Collected data entries
━━━

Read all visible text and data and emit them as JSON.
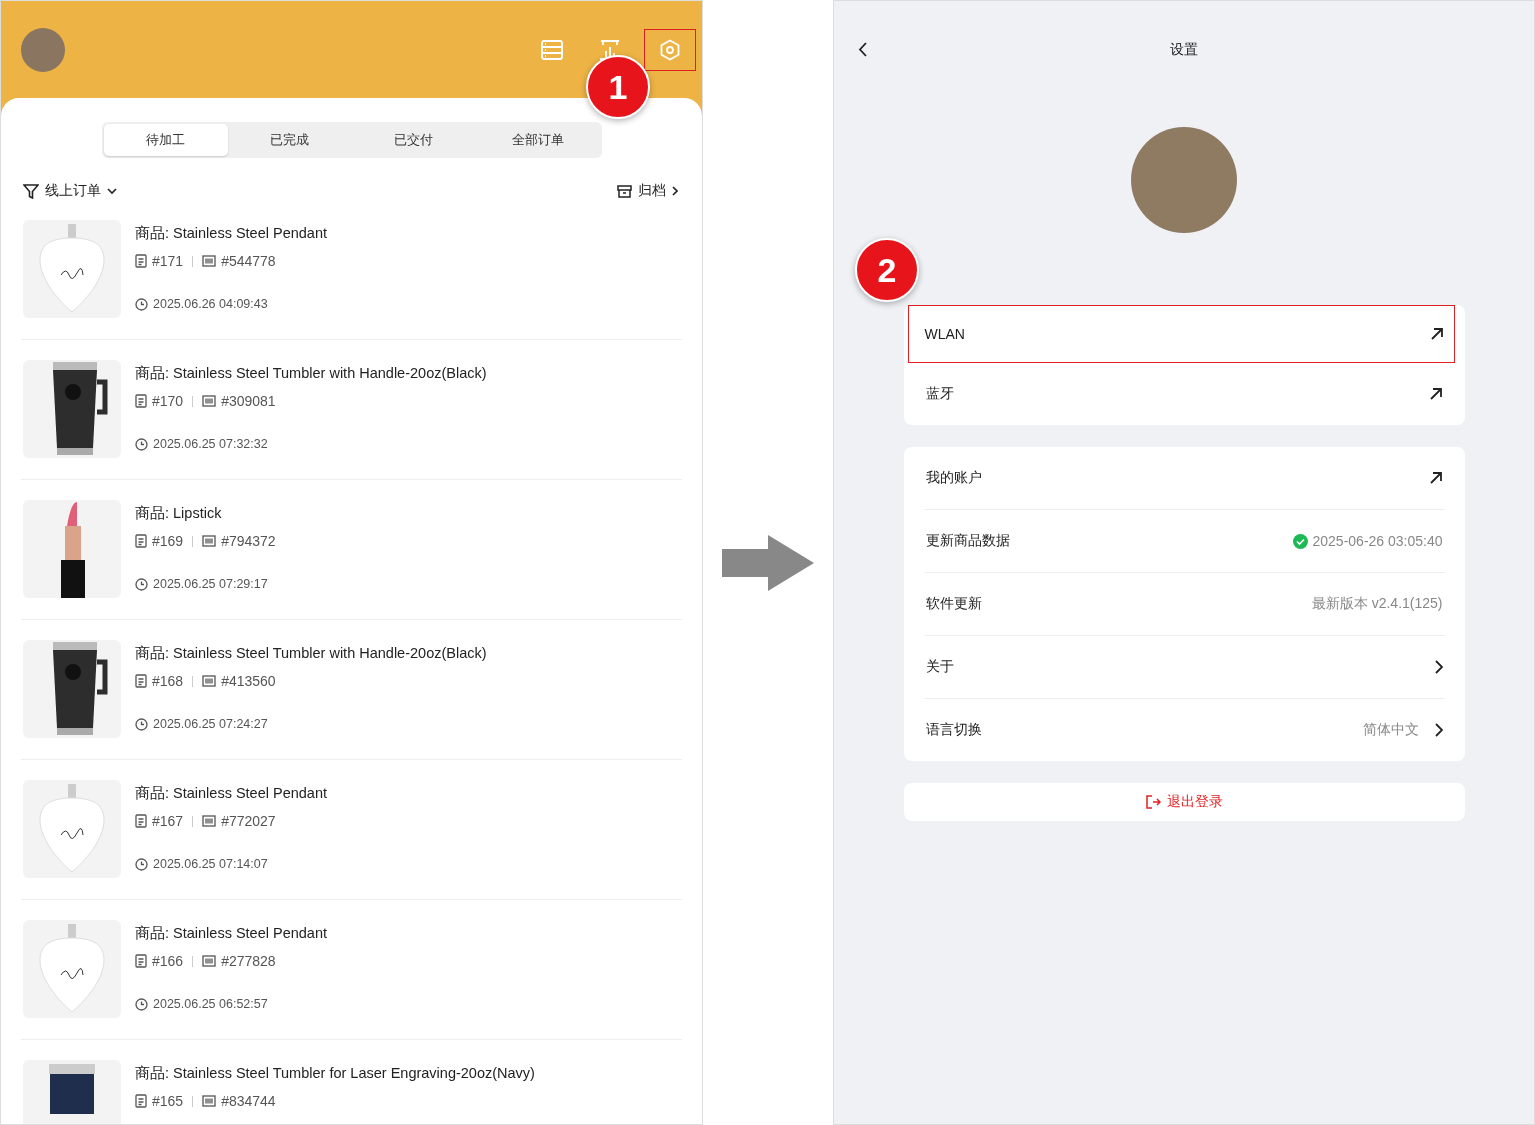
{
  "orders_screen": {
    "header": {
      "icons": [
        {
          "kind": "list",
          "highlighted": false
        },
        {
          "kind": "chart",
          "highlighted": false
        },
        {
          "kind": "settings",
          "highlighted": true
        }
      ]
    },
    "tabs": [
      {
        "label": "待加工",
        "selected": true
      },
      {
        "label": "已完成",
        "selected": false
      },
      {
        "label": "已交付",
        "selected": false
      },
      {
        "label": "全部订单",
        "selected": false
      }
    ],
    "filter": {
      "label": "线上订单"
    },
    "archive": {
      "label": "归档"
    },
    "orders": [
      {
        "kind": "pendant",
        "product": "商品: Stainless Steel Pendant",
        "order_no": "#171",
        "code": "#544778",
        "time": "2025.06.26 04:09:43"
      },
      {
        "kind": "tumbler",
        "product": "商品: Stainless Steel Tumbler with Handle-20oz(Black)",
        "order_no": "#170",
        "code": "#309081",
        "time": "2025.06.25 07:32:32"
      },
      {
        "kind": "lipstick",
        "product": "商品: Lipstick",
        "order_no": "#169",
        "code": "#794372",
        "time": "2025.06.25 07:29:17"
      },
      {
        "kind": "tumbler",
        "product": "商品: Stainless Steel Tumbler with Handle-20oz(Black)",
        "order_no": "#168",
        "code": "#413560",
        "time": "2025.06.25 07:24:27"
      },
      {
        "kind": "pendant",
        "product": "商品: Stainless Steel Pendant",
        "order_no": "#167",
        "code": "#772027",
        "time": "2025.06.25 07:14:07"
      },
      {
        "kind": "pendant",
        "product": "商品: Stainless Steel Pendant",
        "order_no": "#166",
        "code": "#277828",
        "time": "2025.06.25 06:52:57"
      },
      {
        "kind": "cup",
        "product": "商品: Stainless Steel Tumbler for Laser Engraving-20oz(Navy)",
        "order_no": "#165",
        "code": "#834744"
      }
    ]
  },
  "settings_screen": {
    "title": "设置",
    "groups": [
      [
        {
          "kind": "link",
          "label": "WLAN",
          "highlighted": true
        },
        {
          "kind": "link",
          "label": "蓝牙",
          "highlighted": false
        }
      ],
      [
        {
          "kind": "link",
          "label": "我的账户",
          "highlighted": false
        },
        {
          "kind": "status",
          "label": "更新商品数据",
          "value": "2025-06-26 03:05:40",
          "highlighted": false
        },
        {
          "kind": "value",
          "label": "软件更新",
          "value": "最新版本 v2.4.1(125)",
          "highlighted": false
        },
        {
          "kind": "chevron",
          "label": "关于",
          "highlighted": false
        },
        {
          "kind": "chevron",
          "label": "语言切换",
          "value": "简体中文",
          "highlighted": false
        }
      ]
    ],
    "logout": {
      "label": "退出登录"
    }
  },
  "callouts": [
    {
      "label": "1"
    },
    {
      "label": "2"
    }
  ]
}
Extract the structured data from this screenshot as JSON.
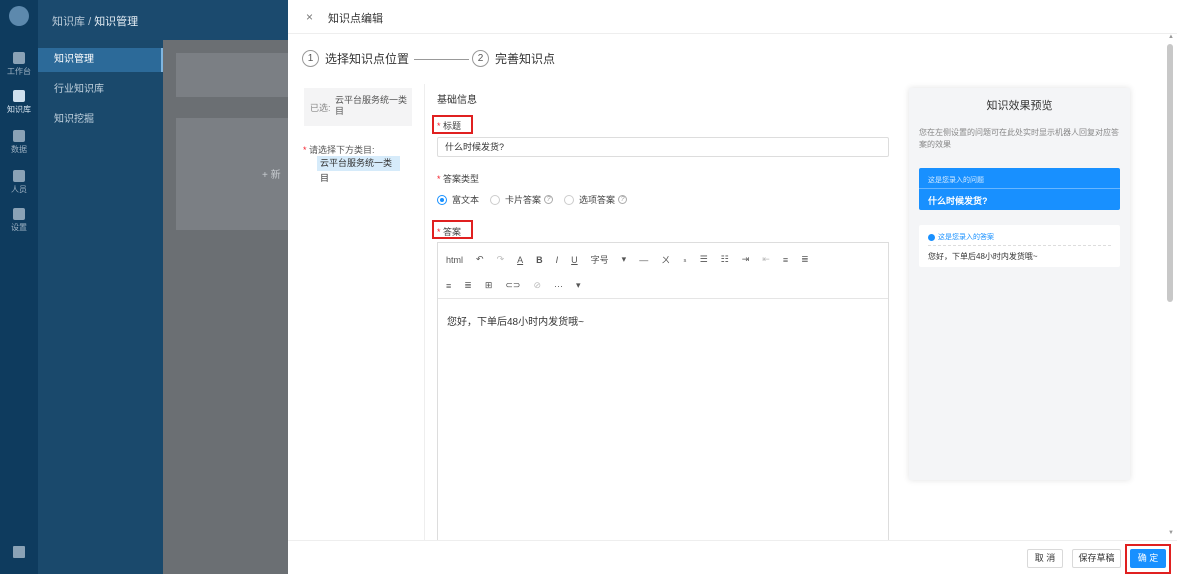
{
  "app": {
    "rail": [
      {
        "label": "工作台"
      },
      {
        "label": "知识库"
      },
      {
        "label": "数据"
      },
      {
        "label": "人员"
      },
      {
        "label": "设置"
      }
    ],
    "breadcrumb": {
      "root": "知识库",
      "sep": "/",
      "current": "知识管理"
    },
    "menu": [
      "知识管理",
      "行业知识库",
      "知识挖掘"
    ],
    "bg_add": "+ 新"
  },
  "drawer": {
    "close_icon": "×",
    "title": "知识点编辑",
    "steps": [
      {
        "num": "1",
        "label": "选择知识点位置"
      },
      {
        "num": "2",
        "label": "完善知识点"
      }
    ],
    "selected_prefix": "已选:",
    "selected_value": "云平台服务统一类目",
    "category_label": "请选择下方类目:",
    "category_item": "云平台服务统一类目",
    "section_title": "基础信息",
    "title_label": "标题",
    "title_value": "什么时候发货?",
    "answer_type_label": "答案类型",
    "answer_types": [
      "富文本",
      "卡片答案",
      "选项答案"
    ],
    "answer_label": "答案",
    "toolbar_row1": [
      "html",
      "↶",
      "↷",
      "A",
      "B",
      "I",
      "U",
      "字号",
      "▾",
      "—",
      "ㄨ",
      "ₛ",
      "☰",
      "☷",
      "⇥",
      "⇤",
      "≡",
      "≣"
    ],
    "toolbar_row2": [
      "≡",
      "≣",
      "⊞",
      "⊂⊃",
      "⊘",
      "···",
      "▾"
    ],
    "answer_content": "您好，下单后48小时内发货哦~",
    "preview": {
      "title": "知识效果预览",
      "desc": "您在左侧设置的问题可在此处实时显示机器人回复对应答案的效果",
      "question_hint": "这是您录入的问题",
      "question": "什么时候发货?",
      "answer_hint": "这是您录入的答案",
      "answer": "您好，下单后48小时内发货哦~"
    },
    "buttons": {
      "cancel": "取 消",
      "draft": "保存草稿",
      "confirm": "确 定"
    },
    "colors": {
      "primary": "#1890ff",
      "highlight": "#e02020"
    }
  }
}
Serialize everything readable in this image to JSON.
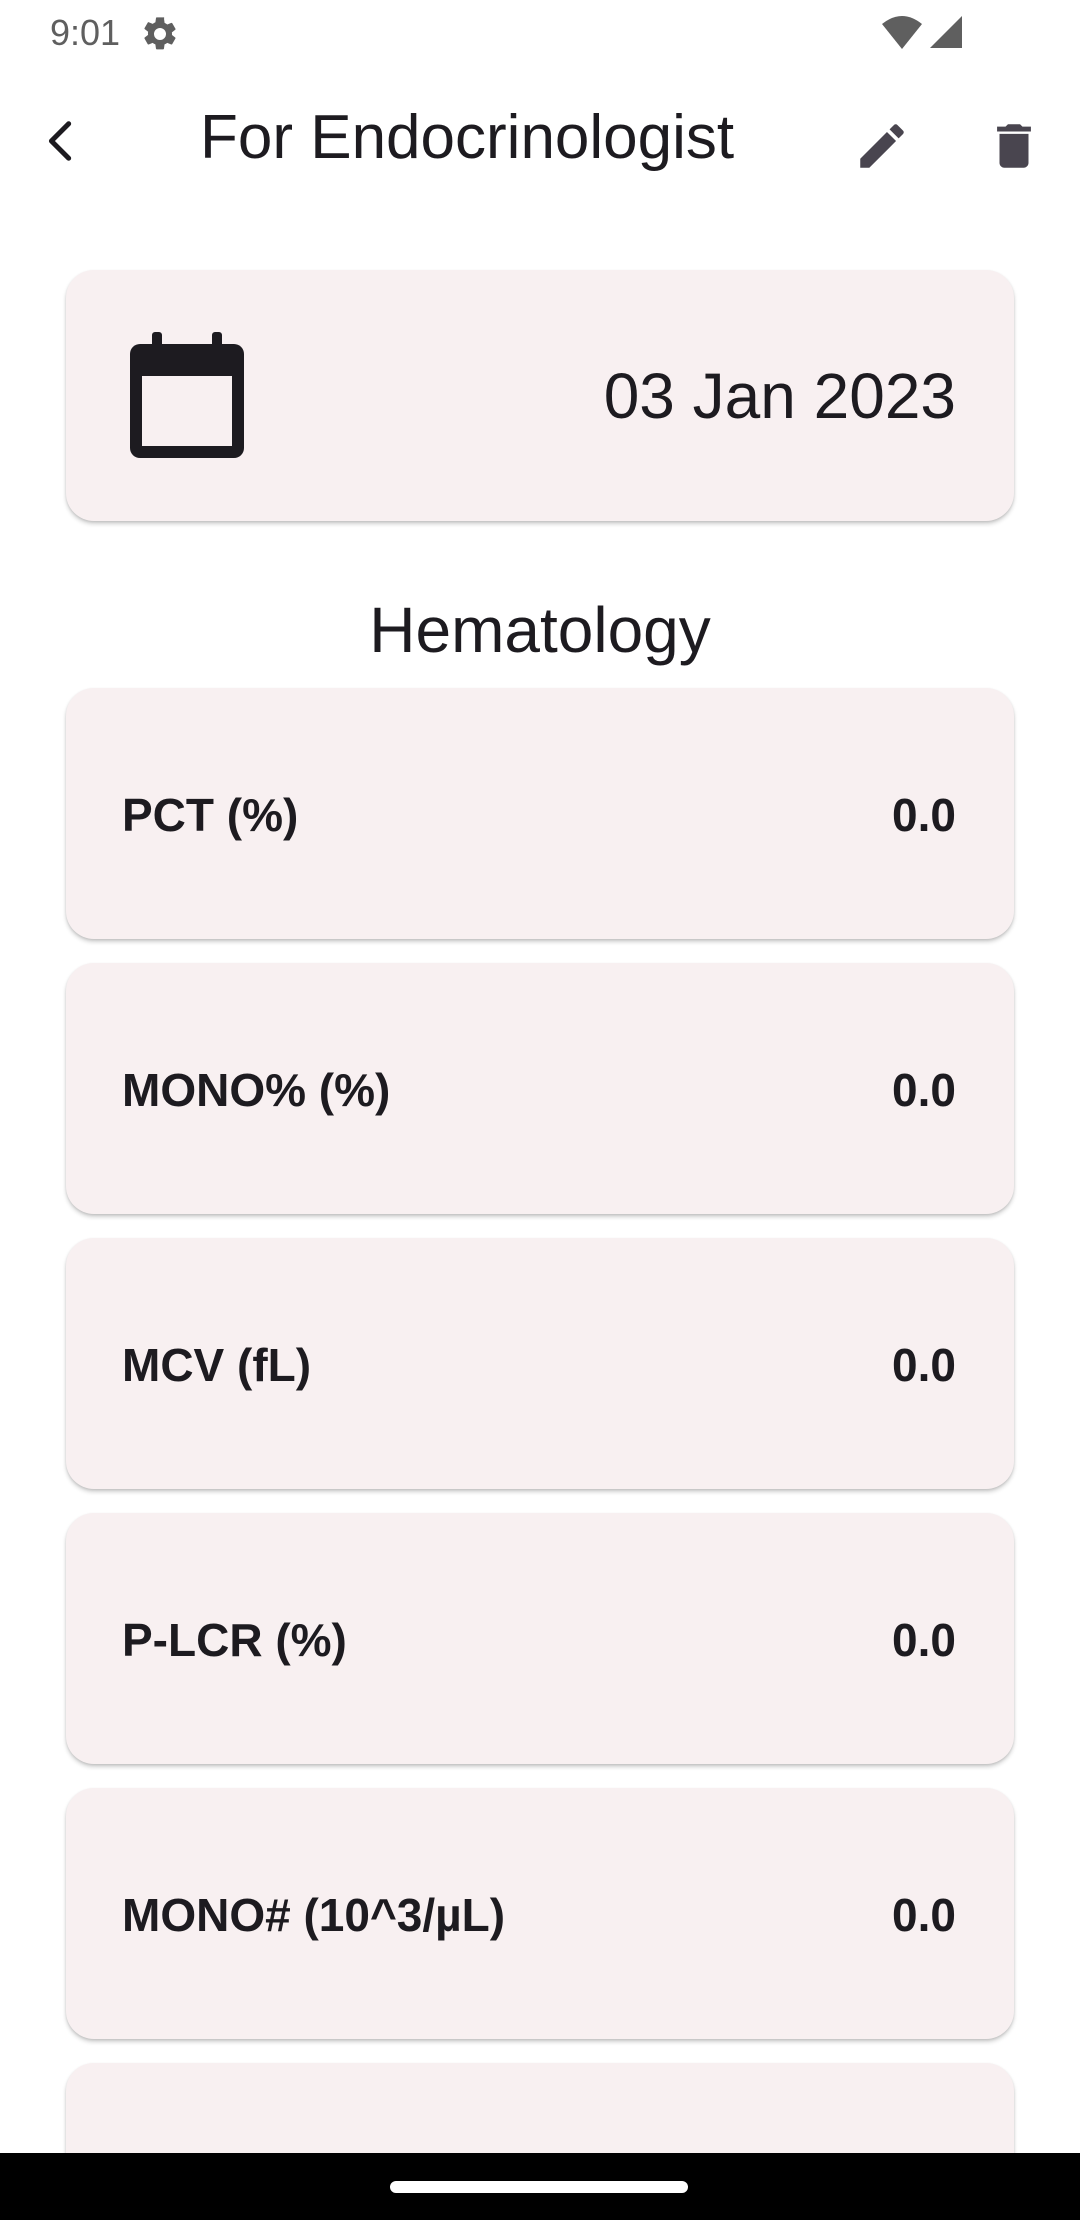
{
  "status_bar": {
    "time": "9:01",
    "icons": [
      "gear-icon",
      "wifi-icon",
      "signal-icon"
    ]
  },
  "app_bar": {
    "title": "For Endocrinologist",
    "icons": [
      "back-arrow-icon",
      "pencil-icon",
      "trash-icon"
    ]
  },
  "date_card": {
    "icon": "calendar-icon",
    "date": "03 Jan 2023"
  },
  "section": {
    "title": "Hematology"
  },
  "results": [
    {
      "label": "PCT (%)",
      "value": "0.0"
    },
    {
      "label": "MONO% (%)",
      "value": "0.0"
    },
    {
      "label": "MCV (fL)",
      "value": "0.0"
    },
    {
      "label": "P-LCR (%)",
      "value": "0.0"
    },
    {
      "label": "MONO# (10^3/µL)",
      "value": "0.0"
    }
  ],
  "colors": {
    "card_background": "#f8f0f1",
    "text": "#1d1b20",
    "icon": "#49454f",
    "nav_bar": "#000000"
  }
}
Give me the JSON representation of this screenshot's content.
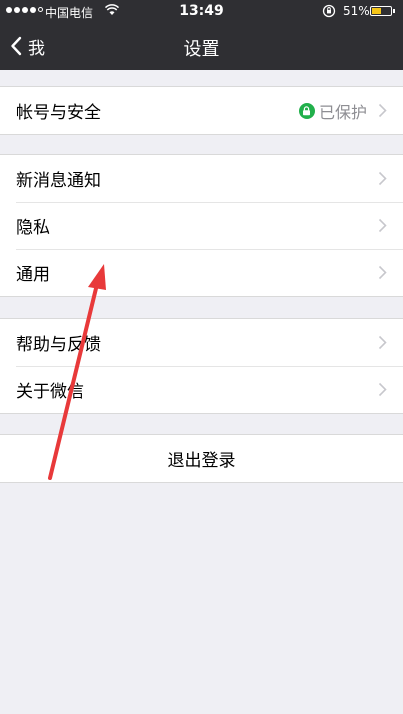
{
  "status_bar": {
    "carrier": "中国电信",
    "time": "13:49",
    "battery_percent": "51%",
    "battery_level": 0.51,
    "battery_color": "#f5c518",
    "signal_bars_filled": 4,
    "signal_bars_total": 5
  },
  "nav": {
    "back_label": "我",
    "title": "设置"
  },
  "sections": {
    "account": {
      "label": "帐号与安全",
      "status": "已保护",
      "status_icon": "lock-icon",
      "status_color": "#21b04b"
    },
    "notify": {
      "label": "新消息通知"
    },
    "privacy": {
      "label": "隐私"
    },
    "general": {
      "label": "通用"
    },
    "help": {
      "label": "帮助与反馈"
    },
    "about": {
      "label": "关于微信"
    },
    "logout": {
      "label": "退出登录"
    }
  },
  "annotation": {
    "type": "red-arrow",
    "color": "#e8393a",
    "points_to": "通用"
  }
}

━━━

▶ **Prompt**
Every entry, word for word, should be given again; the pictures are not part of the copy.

▶ **Result**
Read all visible text and data and emit them as JSON.
{
  "orders_screen": {
    "header": {
      "icons": [
        {
          "kind": "list",
          "highlighted": false
        },
        {
          "kind": "chart",
          "highlighted": false
        },
        {
          "kind": "settings",
          "highlighted": true
        }
      ]
    },
    "tabs": [
      {
        "label": "待加工",
        "selected": true
      },
      {
        "label": "已完成",
        "selected": false
      },
      {
        "label": "已交付",
        "selected": false
      },
      {
        "label": "全部订单",
        "selected": false
      }
    ],
    "filter": {
      "label": "线上订单"
    },
    "archive": {
      "label": "归档"
    },
    "orders": [
      {
        "kind": "pendant",
        "product": "商品: Stainless Steel Pendant",
        "order_no": "#171",
        "code": "#544778",
        "time": "2025.06.26 04:09:43"
      },
      {
        "kind": "tumbler",
        "product": "商品: Stainless Steel Tumbler with Handle-20oz(Black)",
        "order_no": "#170",
        "code": "#309081",
        "time": "2025.06.25 07:32:32"
      },
      {
        "kind": "lipstick",
        "product": "商品: Lipstick",
        "order_no": "#169",
        "code": "#794372",
        "time": "2025.06.25 07:29:17"
      },
      {
        "kind": "tumbler",
        "product": "商品: Stainless Steel Tumbler with Handle-20oz(Black)",
        "order_no": "#168",
        "code": "#413560",
        "time": "2025.06.25 07:24:27"
      },
      {
        "kind": "pendant",
        "product": "商品: Stainless Steel Pendant",
        "order_no": "#167",
        "code": "#772027",
        "time": "2025.06.25 07:14:07"
      },
      {
        "kind": "pendant",
        "product": "商品: Stainless Steel Pendant",
        "order_no": "#166",
        "code": "#277828",
        "time": "2025.06.25 06:52:57"
      },
      {
        "kind": "cup",
        "product": "商品: Stainless Steel Tumbler for Laser Engraving-20oz(Navy)",
        "order_no": "#165",
        "code": "#834744"
      }
    ]
  },
  "settings_screen": {
    "title": "设置",
    "groups": [
      [
        {
          "kind": "link",
          "label": "WLAN",
          "highlighted": true
        },
        {
          "kind": "link",
          "label": "蓝牙",
          "highlighted": false
        }
      ],
      [
        {
          "kind": "link",
          "label": "我的账户",
          "highlighted": false
        },
        {
          "kind": "status",
          "label": "更新商品数据",
          "value": "2025-06-26 03:05:40",
          "highlighted": false
        },
        {
          "kind": "value",
          "label": "软件更新",
          "value": "最新版本 v2.4.1(125)",
          "highlighted": false
        },
        {
          "kind": "chevron",
          "label": "关于",
          "highlighted": false
        },
        {
          "kind": "chevron",
          "label": "语言切换",
          "value": "简体中文",
          "highlighted": false
        }
      ]
    ],
    "logout": {
      "label": "退出登录"
    }
  },
  "callouts": [
    {
      "label": "1"
    },
    {
      "label": "2"
    }
  ]
}
Extract the structured data from this screenshot as JSON.
{
  "app": {
    "rail": [
      {
        "label": "工作台"
      },
      {
        "label": "知识库"
      },
      {
        "label": "数据"
      },
      {
        "label": "人员"
      },
      {
        "label": "设置"
      }
    ],
    "breadcrumb": {
      "root": "知识库",
      "sep": "/",
      "current": "知识管理"
    },
    "menu": [
      "知识管理",
      "行业知识库",
      "知识挖掘"
    ],
    "bg_add": "+ 新"
  },
  "drawer": {
    "close_icon": "×",
    "title": "知识点编辑",
    "steps": [
      {
        "num": "1",
        "label": "选择知识点位置"
      },
      {
        "num": "2",
        "label": "完善知识点"
      }
    ],
    "selected_prefix": "已选:",
    "selected_value": "云平台服务统一类目",
    "category_label": "请选择下方类目:",
    "category_item": "云平台服务统一类目",
    "section_title": "基础信息",
    "title_label": "标题",
    "title_value": "什么时候发货?",
    "answer_type_label": "答案类型",
    "answer_types": [
      "富文本",
      "卡片答案",
      "选项答案"
    ],
    "answer_label": "答案",
    "toolbar_row1": [
      "html",
      "↶",
      "↷",
      "A",
      "B",
      "I",
      "U",
      "字号",
      "▾",
      "—",
      "ㄨ",
      "ₛ",
      "☰",
      "☷",
      "⇥",
      "⇤",
      "≡",
      "≣"
    ],
    "toolbar_row2": [
      "≡",
      "≣",
      "⊞",
      "⊂⊃",
      "⊘",
      "···",
      "▾"
    ],
    "answer_content": "您好，下单后48小时内发货哦~",
    "preview": {
      "title": "知识效果预览",
      "desc": "您在左侧设置的问题可在此处实时显示机器人回复对应答案的效果",
      "question_hint": "这是您录入的问题",
      "question": "什么时候发货?",
      "answer_hint": "这是您录入的答案",
      "answer": "您好，下单后48小时内发货哦~"
    },
    "buttons": {
      "cancel": "取 消",
      "draft": "保存草稿",
      "confirm": "确 定"
    },
    "colors": {
      "primary": "#1890ff",
      "highlight": "#e02020"
    }
  }
}
Serialize everything readable in this image to JSON.
{
  "status_bar": {
    "time": "9:01",
    "icons": [
      "gear-icon",
      "wifi-icon",
      "signal-icon"
    ]
  },
  "app_bar": {
    "title": "For Endocrinologist",
    "icons": [
      "back-arrow-icon",
      "pencil-icon",
      "trash-icon"
    ]
  },
  "date_card": {
    "icon": "calendar-icon",
    "date": "03 Jan 2023"
  },
  "section": {
    "title": "Hematology"
  },
  "results": [
    {
      "label": "PCT (%)",
      "value": "0.0"
    },
    {
      "label": "MONO% (%)",
      "value": "0.0"
    },
    {
      "label": "MCV (fL)",
      "value": "0.0"
    },
    {
      "label": "P-LCR (%)",
      "value": "0.0"
    },
    {
      "label": "MONO# (10^3/µL)",
      "value": "0.0"
    }
  ],
  "colors": {
    "card_background": "#f8f0f1",
    "text": "#1d1b20",
    "icon": "#49454f",
    "nav_bar": "#000000"
  }
}
Give me the JSON representation of this screenshot's content.
{
  "status_bar": {
    "carrier": "中国电信",
    "time": "13:49",
    "battery_percent": "51%",
    "battery_level": 0.51,
    "battery_color": "#f5c518",
    "signal_bars_filled": 4,
    "signal_bars_total": 5
  },
  "nav": {
    "back_label": "我",
    "title": "设置"
  },
  "sections": {
    "account": {
      "label": "帐号与安全",
      "status": "已保护",
      "status_icon": "lock-icon",
      "status_color": "#21b04b"
    },
    "notify": {
      "label": "新消息通知"
    },
    "privacy": {
      "label": "隐私"
    },
    "general": {
      "label": "通用"
    },
    "help": {
      "label": "帮助与反馈"
    },
    "about": {
      "label": "关于微信"
    },
    "logout": {
      "label": "退出登录"
    }
  },
  "annotation": {
    "type": "red-arrow",
    "color": "#e8393a",
    "points_to": "通用"
  }
}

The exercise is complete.